UKIP’s new focus on recruiting working class support carries further risks. How credible will this be when former Conservatives continue to hold key positions in the party? More than 25% of UKIP candidates for the European elections have previously stood for the Conservatives in European, national or local elections. But predictions that Conservative MPs would defect to UKIP have proved wide of the mark. Former Conservative voters also make up a sizeable chunk of UKIP support: CMS data for the period June 2010 to April 2013 show that 42% of UKIP supporters had voted for the Conservatives in 2010. If, as UKIP’s Director of Communications Patrick O’Flynn suggests, UKIP has ‘probably maxed out the Tory vote’, then broadening the party’s appeal is a rational vote-maximising strategy. But can UKIP retain its current level of support from former Conservatives if it repositions itself as a party representing the working class?
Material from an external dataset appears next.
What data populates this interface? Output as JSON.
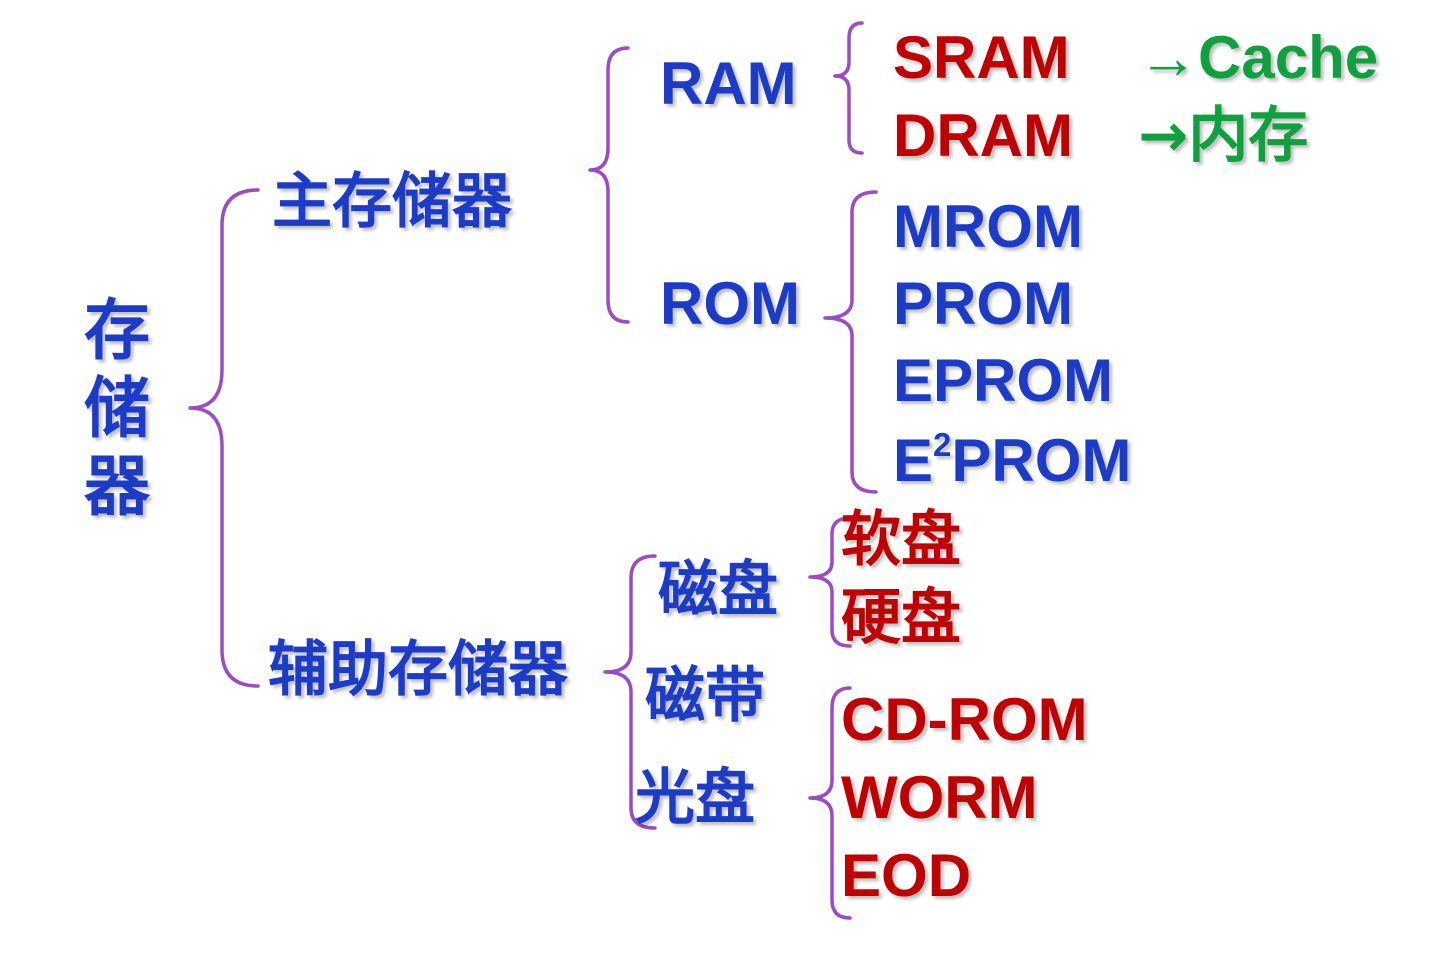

With the Conservative Party’s efforts to coax back its former voters bringing little reward, it would be ironic if UKIP’s own repositioning pushed some of them back into the Conservative fold.
This post is the second in a series of three that are derived from a panel on ‘UKIP, the European Parliament Elections and Beyond’, part of the Political Studies Association’s Annual Conference, Manchester April 2014.
Note: This article gives the views of the authors, and not the position of the British Politics and Policy blog, nor of the London School of Economics. Please read our comments policy before posting. Homepage image credit: Chatham House
About the Authors
Philip Lynch is a Senior Lecturer in the Department of Politics and International Relations, University of Leicester. His current research focuses on the Conservative Party and European integration, party competition between the Conservatives and UKIP, and Euroscepticism in the UK. His work on UKIP has been published in Parliamentary Affairs, British Politics and the Journal of Elections, Public Opinion and Parties.
Richard Whitaker is a Lecturer in European Politics in the Department of Politics and International Relations, University of Leicester. His research interests include the European Parliament and British centre-right parties and European integration. He is the author of The European Parliament’s Committees (Routledge, 2011).